Barahona, who is based in Chile, built and sold an esports company when he was 25. He has since become an investor, and said that for the last several years, many entrepreneurs reached out to him on LinkedIn asking for guidance on how to raise money. Overtime, he realized that a lot of the questions and doubts were the same. As a result, he decided to launch an online academy that consolidates all the information.
“The other day I did the math, and over the years I’ve helped founders raise about $200 million,” Barahona said.
ComoLevantarCapital is less of a business venture for Barahona, and more of a way to invest in the ecosystem. The academy offers at least one free class, and then the more complete course is about $200 and offers 10 hours of lessons. Lessons include how to put together a pitch deck, what documents you should have ready before reaching out to an investor, and even how to write a cold email to the likes of Sequoia and Andreessen Horowitz, the famed Silicon Valley VCs.
“Most Latin American founders think it’s impossible to get in touch with Sequoia and Andreesen Horowitz, so we teach you how to get in touch with these guys. It’s an email or a twitter away. It’s not impossible,” Barahona said.

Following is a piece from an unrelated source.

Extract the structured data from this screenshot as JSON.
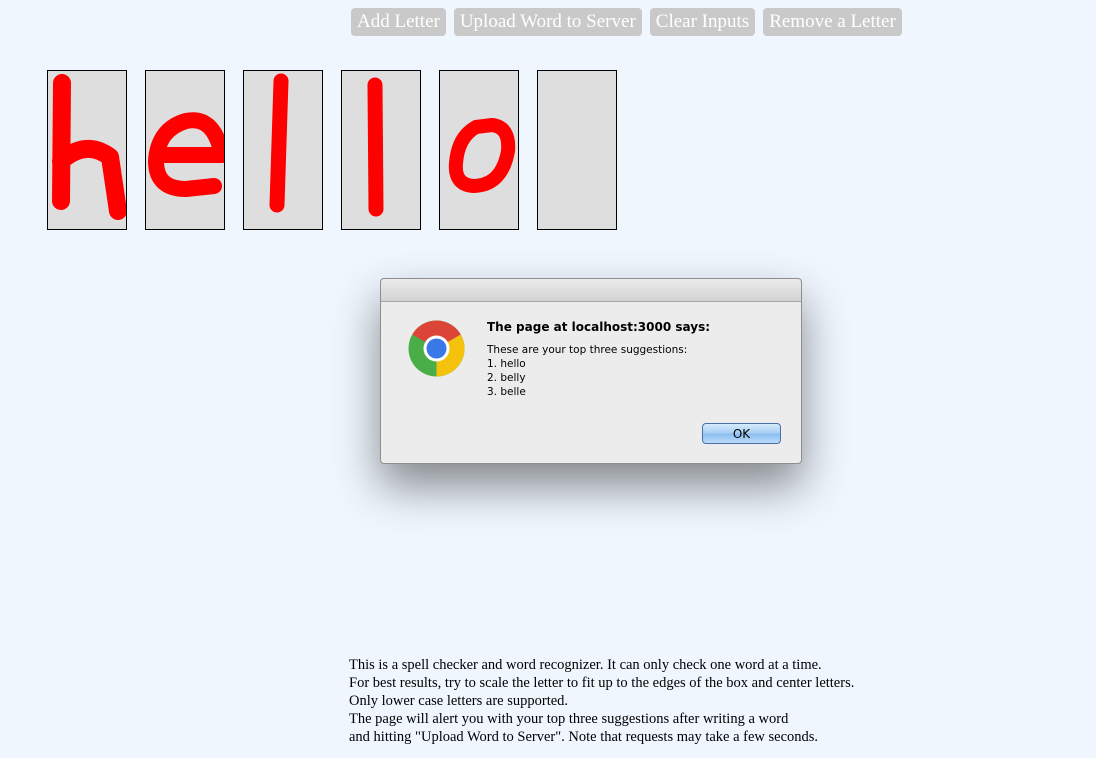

$200 is a nominal fee and certainly won’t make Barahona rich. He said he charges a fee just to cover his expenses. I also asked him if he uses ComoLevantarCapital as a method for deal flow, and he said “no.”
“It’s a personal initiative and I make an effort to separate the class from my work at Alaya Capital,” he said.
Right now Barahona is the only “teacher,” but he hopes that more VC’s will donate their time and insights to the platform.
“The challenge is that it takes a lot of time. It took me 10 months to get these first classes online and I was working only on Saturdays,” he said.
“For me, it’s important that it’s not just a platform from Claudio, but a platform from a lot of VC’s. That’s the big vision.”
Fundraising in the U.S. vs LatAm
Most founders have heard of Y Combinator, the holy grail of startup accelerators that’s based in Silicon Valley. As the “Harvard of Startups,” the company has built out resources for founders which they call “Startup School,” but for starters, all the resources are in English. Secondly, the insights and advice are geared toward the U.S. market, and finally, just a portion of those resources focus on how to raise money.
“In the U.S. you can do a Series A of $20-30 million with a powerpoint and a good team,” said Barahona, explaining that round values tend to be lower in LatAm and that investors often want to see more traction. A great idea and a great team are not enough.